Results: Urine LH, human chorionic gonadotropin, T, epitestosterone (EpiT), androsterone (A), etiocholanolone (Etio), A/Etio ratio, dehydroepiandrosterone (DHEA), dihydrotestosterone (DHT), and 5α,3α- and 5β,3α-androstanediols did not differ between groups or by time since last T injection. Urine T/EpiT ratio was <4 in all controls and 12/68 (18%) samples from T-treated men, but there was no difference between T-treated groups. Serum estradiol, estrone, and DHEA were higher in transgender men, and serum T and DHT were higher in earlier compared with trough blood samples, but serum LH, follicle-stimulating hormone, and 3α- and 3β,5α-diols did not differ between groups.
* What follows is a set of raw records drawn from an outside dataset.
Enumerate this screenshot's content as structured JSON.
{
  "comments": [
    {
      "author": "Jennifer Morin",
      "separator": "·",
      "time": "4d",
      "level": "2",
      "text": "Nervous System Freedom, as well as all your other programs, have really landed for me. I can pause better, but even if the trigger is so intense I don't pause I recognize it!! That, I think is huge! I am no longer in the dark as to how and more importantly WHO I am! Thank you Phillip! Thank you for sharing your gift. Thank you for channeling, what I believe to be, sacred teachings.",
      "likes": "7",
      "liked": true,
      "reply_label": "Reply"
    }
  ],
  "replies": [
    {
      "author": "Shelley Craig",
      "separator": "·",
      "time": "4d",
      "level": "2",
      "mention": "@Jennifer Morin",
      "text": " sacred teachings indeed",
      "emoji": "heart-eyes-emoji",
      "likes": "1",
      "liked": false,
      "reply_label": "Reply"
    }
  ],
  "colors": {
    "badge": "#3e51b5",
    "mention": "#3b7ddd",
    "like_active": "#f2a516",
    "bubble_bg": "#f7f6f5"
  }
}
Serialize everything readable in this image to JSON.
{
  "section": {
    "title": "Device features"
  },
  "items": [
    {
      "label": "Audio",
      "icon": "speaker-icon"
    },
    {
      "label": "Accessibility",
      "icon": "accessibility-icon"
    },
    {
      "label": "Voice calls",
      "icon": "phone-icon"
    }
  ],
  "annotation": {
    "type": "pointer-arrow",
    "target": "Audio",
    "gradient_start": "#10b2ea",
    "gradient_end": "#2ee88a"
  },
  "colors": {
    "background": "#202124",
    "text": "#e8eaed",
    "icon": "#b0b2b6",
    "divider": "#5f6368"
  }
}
Conclusion: Urine antidoping detection tests in T-treated transgender men can be interpreted like those of T-treated hypogonadal men and are unaffected by time since last T dose. Serum steroids are more sensitive to detect exogenous T administration early but not later after the last T dose.